The rowdy and industrious atmosphere of the Market is part of it's charm, it's bewildering morning magic. We come as tourists, of course, as do others, but the Market is not a tourist "attraction." There are no buses or guides, no cordoned walking paths or brochures. Tsukiji rushes forward, fish flying, and we are permitted to look around so long as we don't get in the way. This is unusual in Japan, in a culture where things tend to be structured, where behavior and even emotional response are often carefully encoded into patterns of social expectation and obligation. Take a picture here. Drink tea over there. Cry at this event. Travel in numbers. It is said that the Japanese are tourists in their own country, and this begins to clarify why many attractions in Japan feel like experience factories, spectacles standardized for the efficient processing of persons. Forest paths have been paved, temples turned into high-traffic museums, and artifice erected wherever necessary.

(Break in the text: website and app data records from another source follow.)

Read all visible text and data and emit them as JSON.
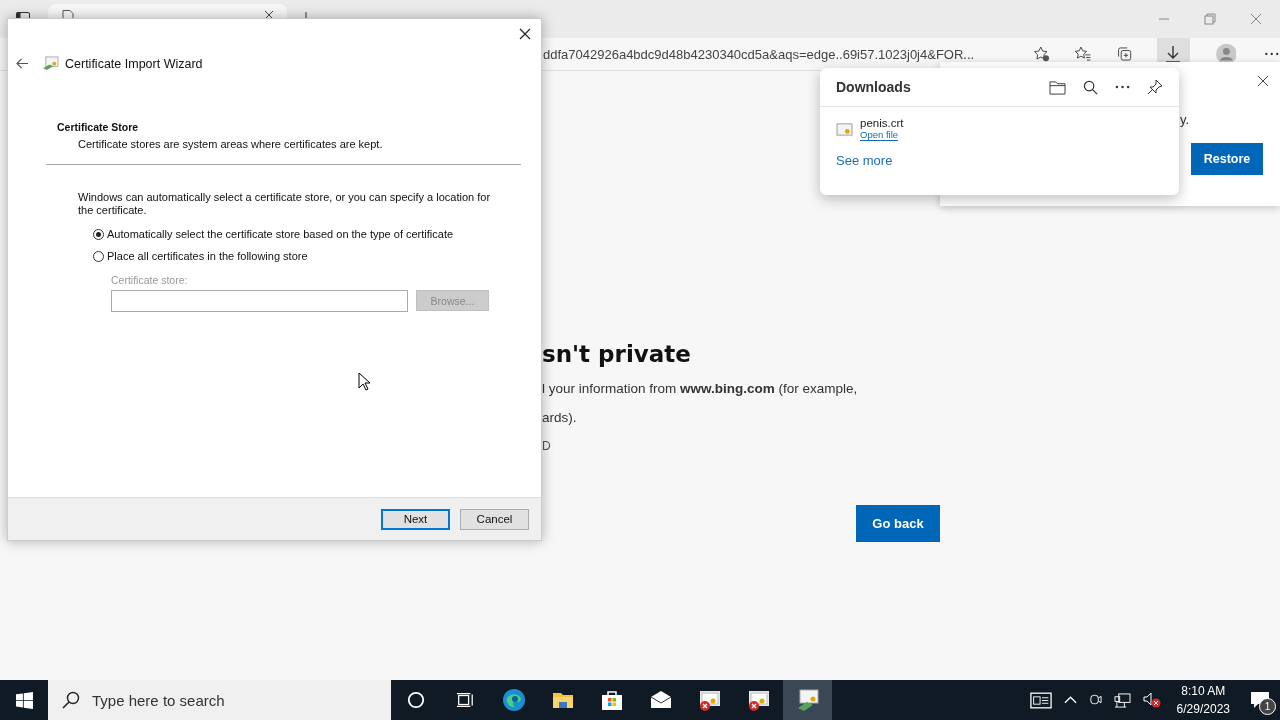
{
  "browser": {
    "address": "ddfa7042926a4bdc9d48b4230340cd5a&aqs=edge..69i57.1023j0j4&FOR...",
    "downloads_open": true
  },
  "page": {
    "heading": "sn't private",
    "lines": [
      "l your information from **www.bing.com** (for example,",
      "ards)."
    ],
    "code": "D",
    "button": "Go back"
  },
  "notification": {
    "text": "y.",
    "button": "Restore"
  },
  "downloads": {
    "title": "Downloads",
    "items": [
      {
        "name": "penis.crt",
        "action": "Open file"
      }
    ],
    "see_more": "See more"
  },
  "dialog": {
    "title": "Certificate Import Wizard",
    "section_title": "Certificate Store",
    "section_desc": "Certificate stores are system areas where certificates are kept.",
    "intro": "Windows can automatically select a certificate store, or you can specify a location for the certificate.",
    "options": [
      {
        "label": "Automatically select the certificate store based on the type of certificate",
        "selected": true
      },
      {
        "label": "Place all certificates in the following store",
        "selected": false
      }
    ],
    "store_label": "Certificate store:",
    "browse": {
      "label": "Browse...",
      "disabled": true
    },
    "buttons": [
      {
        "label": "Next",
        "default": true
      },
      {
        "label": "Cancel",
        "default": false
      }
    ]
  },
  "taskbar": {
    "search_placeholder": "Type here to search",
    "apps": [
      {
        "kind": "cortana",
        "active": false
      },
      {
        "kind": "taskview",
        "active": false
      },
      {
        "kind": "edge",
        "active": false
      },
      {
        "kind": "explorer",
        "active": false
      },
      {
        "kind": "store",
        "active": false
      },
      {
        "kind": "mail",
        "active": false
      },
      {
        "kind": "cert-error",
        "active": false
      },
      {
        "kind": "cert-error",
        "active": false
      },
      {
        "kind": "cert",
        "active": true
      }
    ],
    "time": "8:10 AM",
    "date": "6/29/2023",
    "notifications": "1"
  }
}
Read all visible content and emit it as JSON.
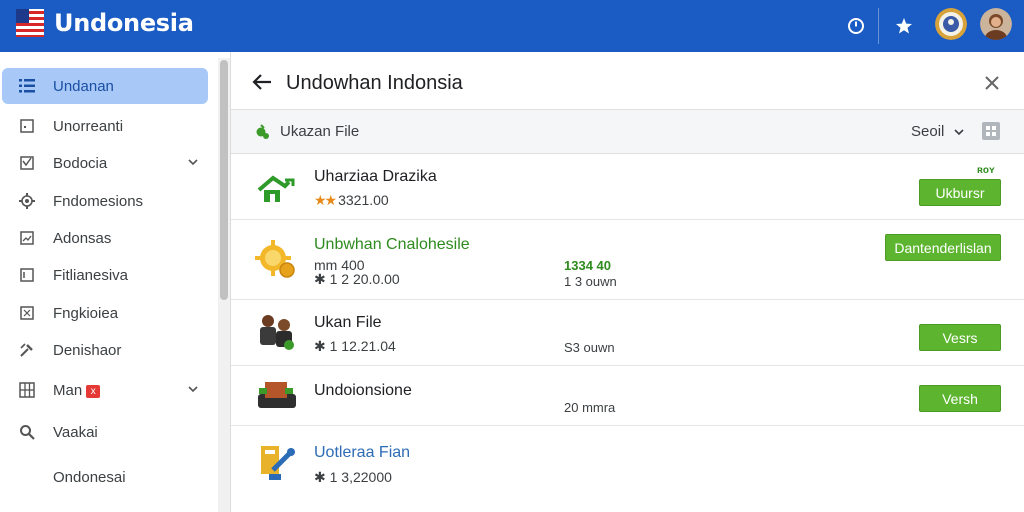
{
  "app": {
    "brand": "Undonesia"
  },
  "colors": {
    "topbar": "#1a5bc4",
    "accent_green": "#5db52f",
    "active_item": "#a8c9f8"
  },
  "topbar": {
    "icons": [
      "timer-icon",
      "star-icon"
    ]
  },
  "sidebar": {
    "items": [
      {
        "label": "Undanan",
        "icon": "list-icon",
        "active": true
      },
      {
        "label": "Unorreanti",
        "icon": "square-icon"
      },
      {
        "label": "Bodocia",
        "icon": "checkbox-icon",
        "expandable": true
      },
      {
        "label": "Fndomesions",
        "icon": "gear-icon"
      },
      {
        "label": "Adonsas",
        "icon": "chart-icon"
      },
      {
        "label": "Fitlianesiva",
        "icon": "document-icon"
      },
      {
        "label": "Fngkioiea",
        "icon": "puzzle-icon"
      },
      {
        "label": "Denishaor",
        "icon": "tools-icon"
      },
      {
        "label": "Man",
        "icon": "grid-icon",
        "badge": "x",
        "expandable": true
      },
      {
        "label": "Vaakai",
        "icon": "search-icon"
      },
      {
        "label": "Ondonesai",
        "icon": ""
      }
    ]
  },
  "main": {
    "title": "Undowhan Indonsia",
    "subheader": {
      "label": "Ukazan File",
      "sort_label": "Seoil"
    },
    "tiny_label": "ʀᴏʏ",
    "rows": [
      {
        "title": "Uharziaa Drazika",
        "sub": "3321.00",
        "stars": "★★",
        "mid": "",
        "mid_green": "",
        "button": "Ukbursr",
        "title_style": "normal"
      },
      {
        "title": "Unbwhan Cnalohesile",
        "sub_top": "mm 400",
        "sub": "✱ 1  2 20.0.00",
        "mid_green": "1334 40",
        "mid": "1 3 ouwn",
        "button": "Dantenderlislan",
        "title_style": "green"
      },
      {
        "title": "Ukan File",
        "sub": "✱ 1  12.21.04",
        "mid": "S3 ouwn",
        "button": "Vesrs",
        "title_style": "normal"
      },
      {
        "title": "Undoionsione",
        "sub": "",
        "mid": "20 mmra",
        "button": "Versh",
        "title_style": "normal"
      },
      {
        "title": "Uotleraa Fian",
        "sub": "✱ 1  3,22000",
        "mid": "",
        "button": "",
        "title_style": "blue"
      }
    ]
  }
}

At Tsukiji, however, the market's momentum plunges us into the visceral immediacy of an intestinal maze, into the sharp-focus of bright bare bulbs, styrofoam and sea-slime, knives and numbers. We flop gasping in this sudden onrush, trying to avoid being run over by market carts carrying 800-pound fish and not stopping. Tsukiji Market is real, exasperating and fecund, disgusting and lovely, and it returns us, reeling, to our senses.
Later though, feeling entirely shot thru and sticky with fishiness, we passed on a breakfast of the world's freshest sushi, and left the fish there in Tokyo's stomach, uneaten and already settled...
Yours with Love. Stay Wide >> A